• ACTION ITEM: Check every line of the data below for "云端同步". Copy each one that has it.

Entries from a dataset of interfaces:
»»

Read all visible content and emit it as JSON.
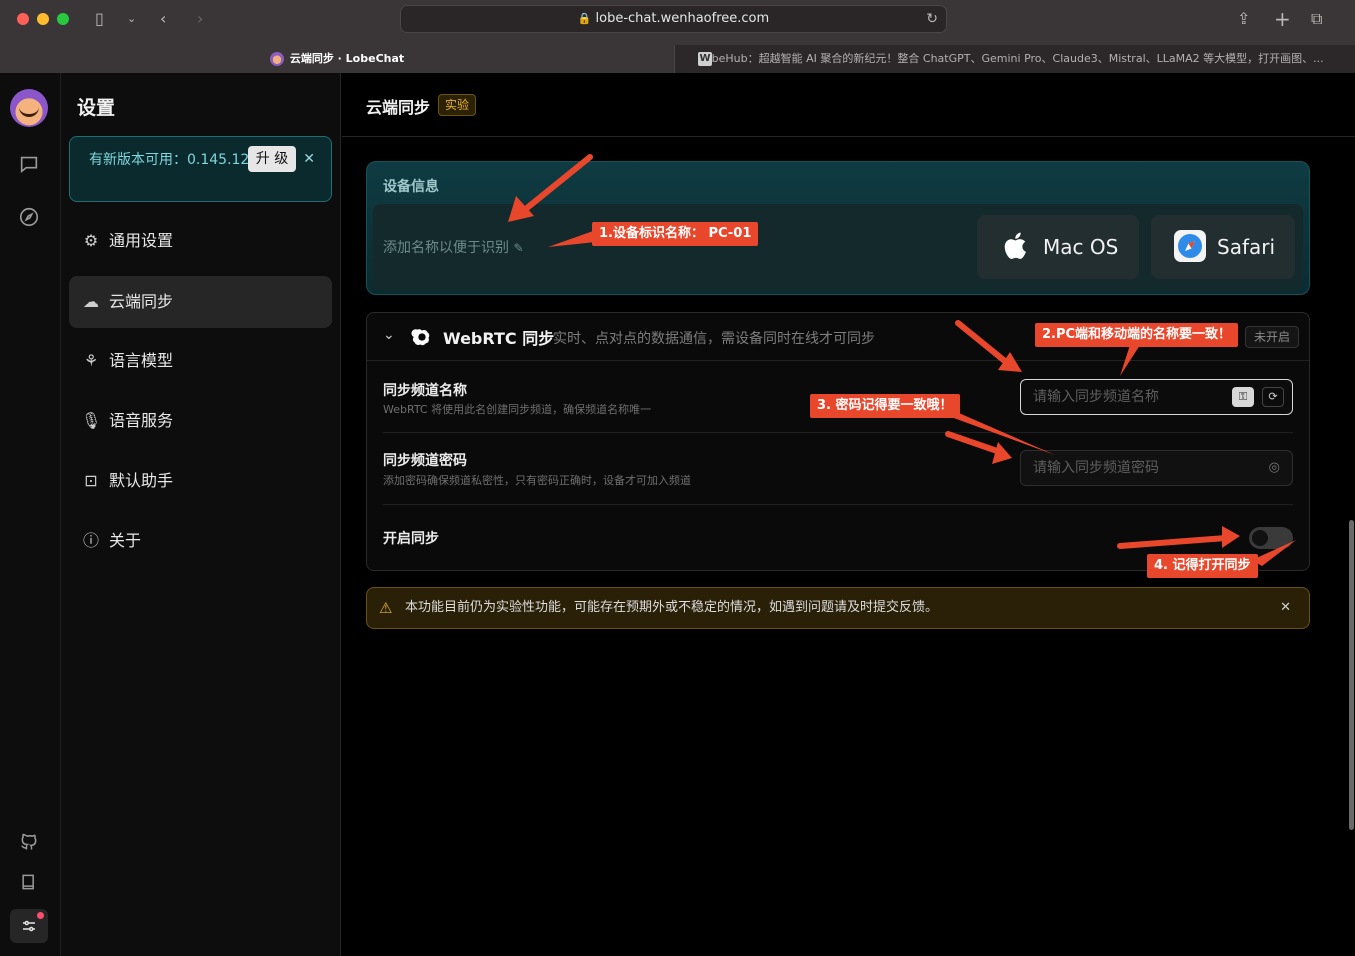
{
  "browser": {
    "url": "lobe-chat.wenhaofree.com",
    "active_tab": "云端同步 · LobeChat",
    "inactive_tab": "LobeHub：超越智能 AI 聚合的新纪元！整合 ChatGPT、Gemini Pro、Claude3、Mistral、LLaMA2 等大模型，打开画图、...",
    "inactive_tab_favicon": "W"
  },
  "sidebar": {
    "title": "设置",
    "update": {
      "text": "有新版本可用：0.145.12",
      "button": "升 级"
    },
    "items": [
      {
        "label": "通用设置",
        "icon": "sliders-icon"
      },
      {
        "label": "云端同步",
        "icon": "cloud-icon"
      },
      {
        "label": "语言模型",
        "icon": "webhook-icon"
      },
      {
        "label": "语音服务",
        "icon": "microphone-icon"
      },
      {
        "label": "默认助手",
        "icon": "robot-icon"
      },
      {
        "label": "关于",
        "icon": "info-icon"
      }
    ],
    "active_index": 1
  },
  "main": {
    "title": "云端同步",
    "tag": "实验",
    "device": {
      "title": "设备信息",
      "hint": "添加名称以便于识别",
      "os": "Mac OS",
      "browser": "Safari"
    },
    "webrtc": {
      "title": "WebRTC 同步",
      "description": "实时、点对点的数据通信，需设备同时在线才可同步",
      "status": "未开启",
      "channel_name": {
        "label": "同步频道名称",
        "desc": "WebRTC 将使用此名创建同步频道，确保频道名称唯一",
        "placeholder": "请输入同步频道名称"
      },
      "channel_password": {
        "label": "同步频道密码",
        "desc": "添加密码确保频道私密性，只有密码正确时，设备才可加入频道",
        "placeholder": "请输入同步频道密码"
      },
      "enable": {
        "label": "开启同步",
        "value": false
      }
    },
    "warning": "本功能目前仍为实验性功能，可能存在预期外或不稳定的情况，如遇到问题请及时提交反馈。"
  },
  "annotations": [
    "1.设备标识名称： PC-01",
    "2.PC端和移动端的名称要一致！",
    "3. 密码记得要一致哦！",
    "4. 记得打开同步"
  ],
  "colors": {
    "annotation": "#e8472c",
    "accent_teal": "#16525a",
    "warning": "#e8b32c"
  }
}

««

• RESPONSE TO THE TASK:
    "active_tab": "云端同步 · LobeChat",
        "label": "云端同步",
    "title": "云端同步",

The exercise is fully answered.